IHO has reached out to folks who cover or follow each Ivy program to gauge what they’re looking forward to most about this upcoming season and how they expect the team will fare in 2015-16. First up, the team projected in the Ivy Preseason Media Poll to finish last in the Ivy League this season, the Cornell Big Red:
The week that was in Ivy roundball, power rankings included:
8. Penn (0-5)
Sigh. More on Penn here, but suffice it to say that the Quakers’ loss to Wagner made their tangible improvements against Lafayette and Temple look like a mirage.
7. Dartmouth (1-3)
Meh. The Big Green let a four-point lead with 7:04 left slip away at home to New Hampshire, which trumped Dartmouth, 65-63, via a game-winning bucket by Daniel Dion with four seconds left. Dartmouth beat IPFW, 68-67, earlier in the week but entered the New Hampshire game with the lowest-scoring offense in the conference and second to last in turnover margin. This offense just isn’t very good and somebody besides Alex Mitola needs to step up as a consistent weapon. Prior to New Hampshire, Connor Boehm was shooting just 43.8 percent from the field, and his scoring was down to 6.7 points per game from 10.9 last season. Boehm was the Big Green’s leading scorer against the Wildcats and will have to be even more impactful going forward for this offense to lift itself up.
It’s that time of the year. The leaves are changing colors, the Jets’ season is hopelessly lost, and gym floors everywhere are echoing with the sound of squeaking feet and whistles that have been missing for way too long. It’s the season of previews, where the optimists shine and everyone still has a chance.
Everyone except for Cornell, at least if you ask assistant coaches around the league.

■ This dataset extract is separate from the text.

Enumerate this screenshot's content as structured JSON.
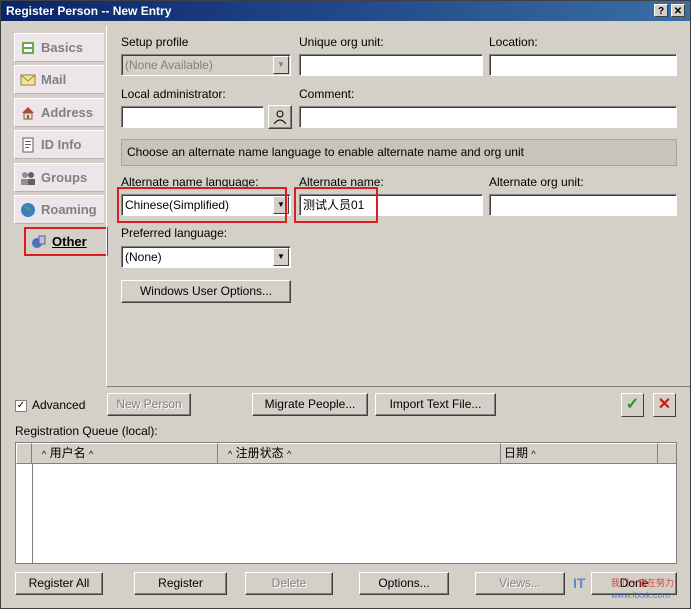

“They’re bad. Pretty simply put, they’re bad.”
“Cornell is in trouble.”
“[I] just don’t see them winning many more games than last year.”
These are among the flattering remarks anonymous Ivy League assistant coaches dispensed about the Big Red in City of Basketball Love‘s “Coaches’ Thoughts” Ivy season preview. The media wasn’t any more impressed as the Big Red were projected to finish last in the preseason media poll by an overwhelming margin.
I get it. Coming off of a 2-26 season with only one Division I win, it’s hard not to automatically slot Cornell at the bottom of the pack. The climb up from the bottom is never as swift as the fall from the top and the Red haven’t done anything to prove that they are more capable than a season ago.
This preseason, Ivy Hoops Online will be running in-depth roster previews of all eight Ivy teams. We start with the squad projected to finish last in the conference this season, Cornell.
Is the glass half empty or half full?
Well, let’s start with half full. Braxton Bunce, Galal Cancer and 2012-13 first-team All-Ivy Shonn Miller return after missing all of last season, and Deion Giddens returns after missing most of last year as well. There’s presumably nowhere to go but up from 2-26, and sophomores like Darryl Smith and Robert Hatter will be well-seasoned after getting pressed into action early and often as rookies a year ago.
Rarely does a 10-point win leave the Lion Loyalists as unsatisfied as it did on Saturday night in Upper Manhattan – the aura around the post-game press conference was indicative of that.
Despite Cornell’s late-game run sparked by a full-court press and a small lineup, Coach Smith was proud of the way his team fought through the adversity saying, “We went through some tough ones like that last year and didn’t get it done, so hopefully [this win gives us] a little confidence moving forward.”
The Lions began the night hitting 3-4 from three, taking advantage of a Cornell defense that was overplaying the backdoor cuts and providing open looks off of handoffs and down-screens. But after a David Onuorah (6 pts, 4 rbs) rim-rattling dunk, another Onuorah put-back layup, and a Devin Cherry (16 pts) old fashioned three-point play, the game was tied at 21 with 2:59 left in the first half. A pair of “and-1s” from Alex Rosenberg, followed by a Maodo Lo layup got us to halftime, just 29-26 Columbia.
It really wasn’t that long ago that Cornell Basketball could be uttered with sincerity in the same sentence as the likes of Duke, Kentucky, Syracuse, and Michigan State. Now, just four short years later, Cornell comparisons have fallen to the company of Grambling State, Southern Utah, and Lamar. Of course, that’s what happens when you go from the Sweet Sixteen to a 1-13 non conference record faster than you can say Wroblewski or Chemerinski.
I write it again because it’s stark. 1-13, what do you do with that? In theory, it’s simple. You change.